At the risk of becoming a mouthpiece for its work - I recently wrote a glowing review of Richard Chartier’s “Recurrence” - here’s another incredible release from the Line label. Packaged in the house-style card wallet and adorned with digitally processed imagery, the cd contains six pieces of vocal-based constructions from AGF. AGF, or Antye Greie-Ripatti, is someone I’ve come across in the past with interest; but this is the first album I’ve actually heard: I haven’t been disappointed.
“Source Voice”, as you might guess, works primarily with vocals and vocal-processing; subjecting Greie-Ripatti’s interests in “yoik” (an ancient folk form of Sami singing/vocalisation) to the full arsenal of layering, stretching, modulating, pitch-shifting and digital manipulation. The first piece, “The Human Condition”, sets out a statement in this regard; creating a broken-down, wheezing vocal ensemble with a darkly reverberating undercurrent - an effective prelude to the rest of the album. The liner notes tell how she started to sing along with her “surrounding wind and weather” and these sounds and ideas come to the fore on the second piece, “Breathing in Lines”. This, the longest track, is a breathy, windy drone; full of ice and quiet. It balances the “academic” aspects of AGF with a simple indulgence in the pure beauty of sound. This juggling of academia and a more overtly “musical” sensibility, is something found throughout “Source Voice”. “Voice Count” takes cues from electronica and dub methodology - obliterating sounds on a molecular level, altering them and then reassembling them in colourful, firework-like displays. It pushes past the level of manipulation and processing normally associated with those musics, but still offers the strains of their more sensual pleasures. In line with its title, “Digital Yoik”, the penultimate work creates a shifting landscape of breath and hum; before reducing down to a shimmering, watery presence. The last piece, “Hum Pitch Play”, operates on a similar level to the first track; with recognisable, melodic vocal elements circling and morphing around each other.
This is another great release from Line. An album that explores technology, processing and listening, without ever disappearing into hard-boiled academia.
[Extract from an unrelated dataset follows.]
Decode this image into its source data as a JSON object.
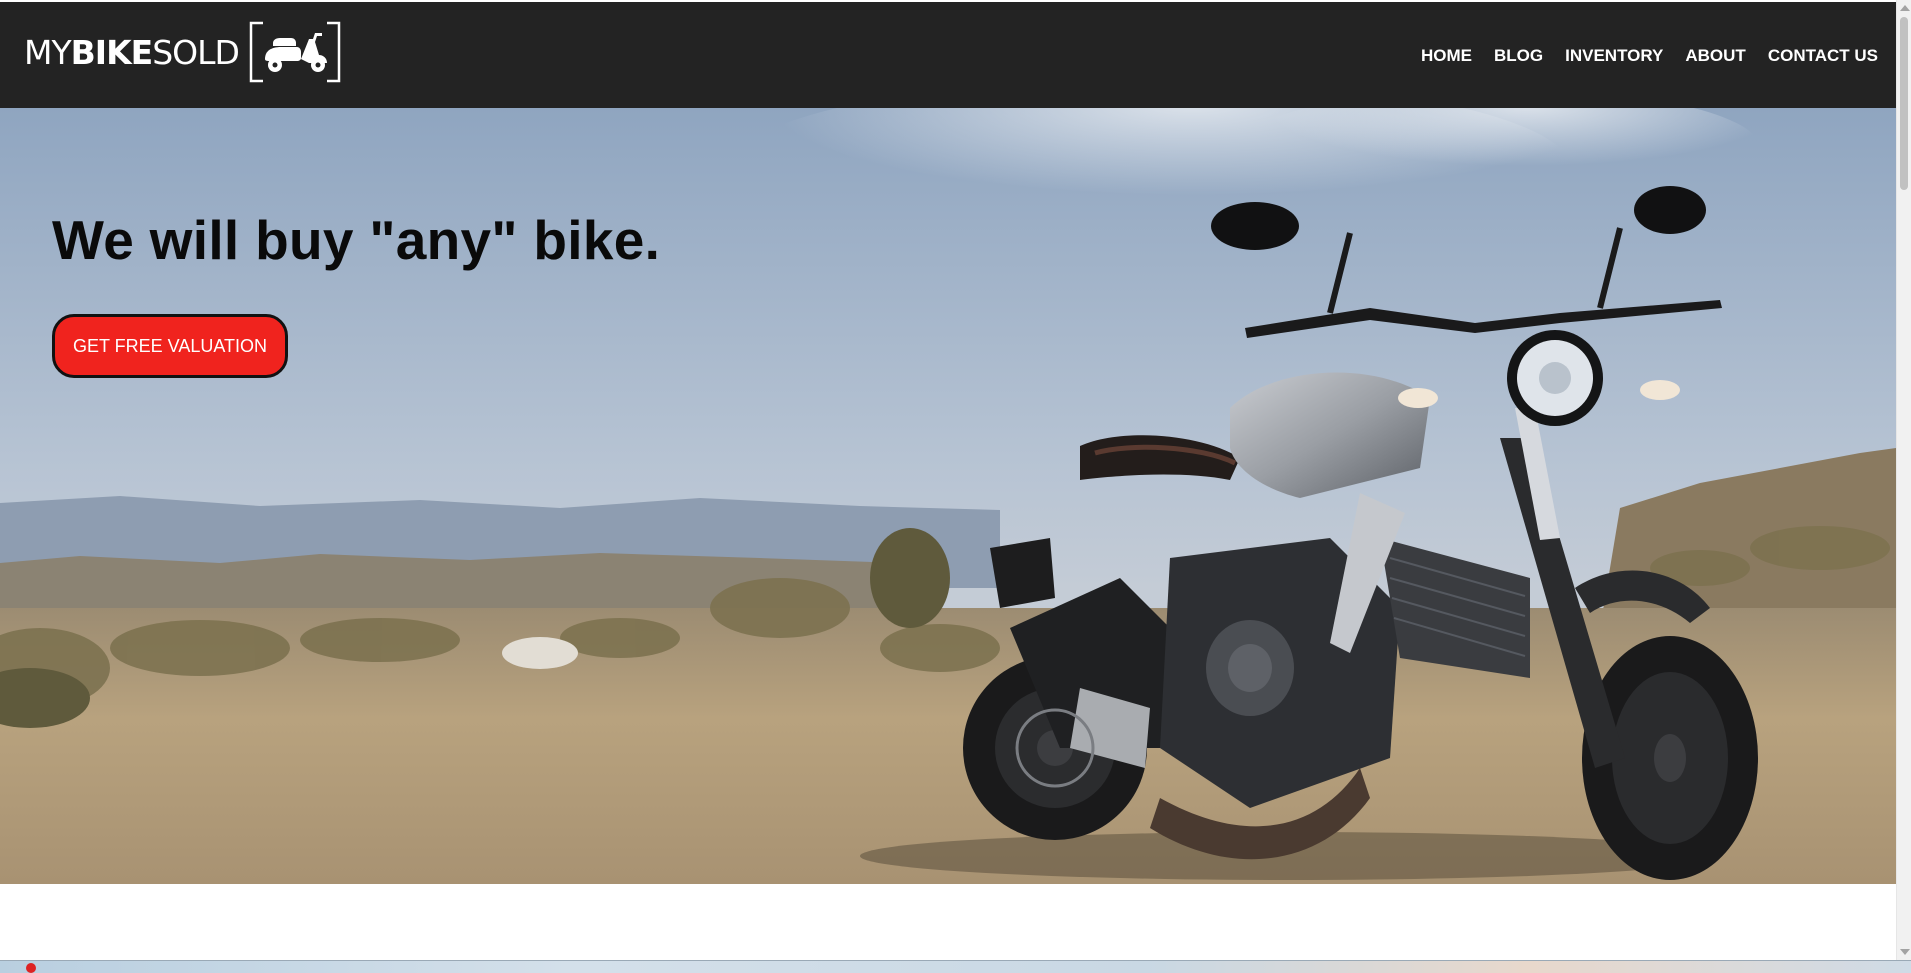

Its a clever, playful, colourful set of recordings, which never outstays its welcome. Although it is rather dense in sound terms (theres only a few “minimal” passages), its never particularly “noisy” - though there is some serious low-end to be found. The processing work is uniformly quite spectacular: you really wouldn’t guess that some of the sounds on “Source Voice” solely used voice as source. Though in direct counterpoint to this, and showing her depth of skill, the haunting drone of “Kaamos” is created purely from Greie-Ripatti’s untreated voiceMartin P